It was never my intention to teach. Immersed in the influence of hometown greats such as Dr. Isaac Greggs, Wynton and Branford Marsalis, Terrence Blanchard and Alvin Baptiste as a young musician, teaching wasn’t first on my list of accomplishments. I would say that the middle school teacher that taught me to play the trumpet saved my life. I should have known at that time that a passion for sharing, mentoring and inspiring would eventually guide me to where I am today.
I believe that in order to teach the student, you must first be the student. I always say that I learn something from every student that walks through my door. That’s because in order for me to teach them in the most effective way possible, I must learn so many things about them. I must learn why they chose to play their instrument. I must learn what kind of education they had prior to coming to me. I must learn the impact to their lives of where they live and the experiences they’ve had. Most importantly, I must learn how they learn. Which intelligence do they rely on most for learning? My experiences as a college instructor these last eleven years have taught me that millennial students tend to be highly visual. Their immersion in digital media and high technology communication sometimes makes the older, tried and true methods of instruction ineffective. Add to that the added complexity that may exist because of differing learning styles and teaching can become a different experience each day. I tend to see the bright side in that it keeps me on my toes because I can never be boring or unable to engage in the classroom or the studio. I enjoy learning new ways to reach my students. I enjoy utilizing technology in the classroom because it’s something we can all learn together, thereby increasing learning outcomes because of the collaborative learning environment. From most accounts, I would say that my students appreciate the individual attention they get in an environment that can be expansive, impersonal and intimidating.

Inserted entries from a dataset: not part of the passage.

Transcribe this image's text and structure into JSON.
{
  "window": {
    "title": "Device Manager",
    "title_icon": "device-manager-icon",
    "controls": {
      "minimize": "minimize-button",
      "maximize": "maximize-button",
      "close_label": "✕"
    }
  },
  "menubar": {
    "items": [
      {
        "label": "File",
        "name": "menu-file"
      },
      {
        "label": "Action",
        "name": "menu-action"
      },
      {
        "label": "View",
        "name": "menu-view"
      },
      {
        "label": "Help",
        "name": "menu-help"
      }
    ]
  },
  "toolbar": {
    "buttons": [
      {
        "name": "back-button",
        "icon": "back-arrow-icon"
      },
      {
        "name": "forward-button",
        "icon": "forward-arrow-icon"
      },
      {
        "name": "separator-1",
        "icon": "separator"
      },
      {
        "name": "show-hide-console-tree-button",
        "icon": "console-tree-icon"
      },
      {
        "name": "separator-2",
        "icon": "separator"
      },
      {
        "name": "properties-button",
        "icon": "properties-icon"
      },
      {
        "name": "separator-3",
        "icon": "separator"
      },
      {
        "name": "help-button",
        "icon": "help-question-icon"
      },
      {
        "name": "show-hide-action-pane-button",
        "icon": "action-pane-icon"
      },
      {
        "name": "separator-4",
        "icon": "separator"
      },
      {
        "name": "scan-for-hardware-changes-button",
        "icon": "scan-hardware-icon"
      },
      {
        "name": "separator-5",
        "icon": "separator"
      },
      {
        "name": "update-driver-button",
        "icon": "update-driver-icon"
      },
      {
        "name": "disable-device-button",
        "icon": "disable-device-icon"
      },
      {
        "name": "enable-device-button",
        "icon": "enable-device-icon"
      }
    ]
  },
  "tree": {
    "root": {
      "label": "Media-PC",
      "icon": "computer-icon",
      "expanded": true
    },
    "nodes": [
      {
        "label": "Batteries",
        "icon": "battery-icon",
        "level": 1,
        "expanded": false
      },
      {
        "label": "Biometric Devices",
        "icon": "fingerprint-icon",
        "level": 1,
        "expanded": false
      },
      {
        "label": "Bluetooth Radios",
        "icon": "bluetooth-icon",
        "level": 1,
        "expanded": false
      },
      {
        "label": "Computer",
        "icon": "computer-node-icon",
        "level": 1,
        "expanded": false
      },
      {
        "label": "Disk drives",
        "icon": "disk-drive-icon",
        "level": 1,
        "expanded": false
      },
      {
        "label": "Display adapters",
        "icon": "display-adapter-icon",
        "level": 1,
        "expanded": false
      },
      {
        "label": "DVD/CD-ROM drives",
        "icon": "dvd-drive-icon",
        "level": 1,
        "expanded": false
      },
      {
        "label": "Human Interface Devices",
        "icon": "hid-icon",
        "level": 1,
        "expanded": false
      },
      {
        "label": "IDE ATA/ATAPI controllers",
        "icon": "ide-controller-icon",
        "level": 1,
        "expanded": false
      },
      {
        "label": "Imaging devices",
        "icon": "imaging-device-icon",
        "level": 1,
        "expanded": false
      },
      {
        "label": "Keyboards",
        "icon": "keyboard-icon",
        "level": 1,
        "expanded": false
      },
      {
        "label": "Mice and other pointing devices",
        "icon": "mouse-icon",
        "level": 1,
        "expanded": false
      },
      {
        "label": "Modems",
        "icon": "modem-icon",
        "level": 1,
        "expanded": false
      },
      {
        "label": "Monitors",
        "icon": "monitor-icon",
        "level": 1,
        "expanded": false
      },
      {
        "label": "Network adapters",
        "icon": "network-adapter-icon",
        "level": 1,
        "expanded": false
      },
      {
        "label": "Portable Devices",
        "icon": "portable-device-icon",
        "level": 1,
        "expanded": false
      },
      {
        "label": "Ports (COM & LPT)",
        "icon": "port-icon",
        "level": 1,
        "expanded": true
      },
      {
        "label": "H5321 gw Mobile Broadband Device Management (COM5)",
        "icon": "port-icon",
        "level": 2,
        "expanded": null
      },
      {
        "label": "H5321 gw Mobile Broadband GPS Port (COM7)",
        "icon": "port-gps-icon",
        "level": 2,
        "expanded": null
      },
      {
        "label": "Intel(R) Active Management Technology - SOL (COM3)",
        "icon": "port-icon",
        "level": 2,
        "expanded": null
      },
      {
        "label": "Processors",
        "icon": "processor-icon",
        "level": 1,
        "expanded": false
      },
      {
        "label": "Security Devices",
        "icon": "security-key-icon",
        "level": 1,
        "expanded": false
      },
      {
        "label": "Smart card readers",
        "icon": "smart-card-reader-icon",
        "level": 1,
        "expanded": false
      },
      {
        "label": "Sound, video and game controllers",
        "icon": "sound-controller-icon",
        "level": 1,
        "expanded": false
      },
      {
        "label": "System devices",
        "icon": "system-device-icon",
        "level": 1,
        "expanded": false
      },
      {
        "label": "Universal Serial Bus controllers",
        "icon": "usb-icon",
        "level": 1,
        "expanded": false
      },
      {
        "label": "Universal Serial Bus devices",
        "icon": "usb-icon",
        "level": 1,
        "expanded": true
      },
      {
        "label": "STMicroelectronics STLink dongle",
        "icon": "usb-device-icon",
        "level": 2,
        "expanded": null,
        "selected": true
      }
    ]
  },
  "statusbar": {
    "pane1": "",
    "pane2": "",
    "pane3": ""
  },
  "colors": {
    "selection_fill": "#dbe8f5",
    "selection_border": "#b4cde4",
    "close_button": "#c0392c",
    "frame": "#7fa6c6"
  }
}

Because I get a wide range of proficiency levels with my music students, I believe and I teach that education is more than knowledge. It is mostly motivation. My goal is to get each student to comprehend or perform at a level where they can feel as if they are as accomplished as the most accomplished in my class. With my many ensembles I am charged with instilling the motivation in each student that allows individuals to play as a unit. Without this motivation, any student from the worst to the best will find it difficult to exceed their current capabilities.
Finally, I always stress to my students that the knowledge they have, or don’t have, will ultimately come out of the bell of their instrument. I am not only referring to knowledge of music, but knowledge of life. As an instructor of music appreciation and music history, I strive to instill in my students the desire to learn as much as they can about the history of the world and how music was influenced by the times. I am not simply building the next generation of musicians but the next generation of historians. Ultimately, the best musicians are able to tell stories through the music the play. Thus, the more they know, the better they play.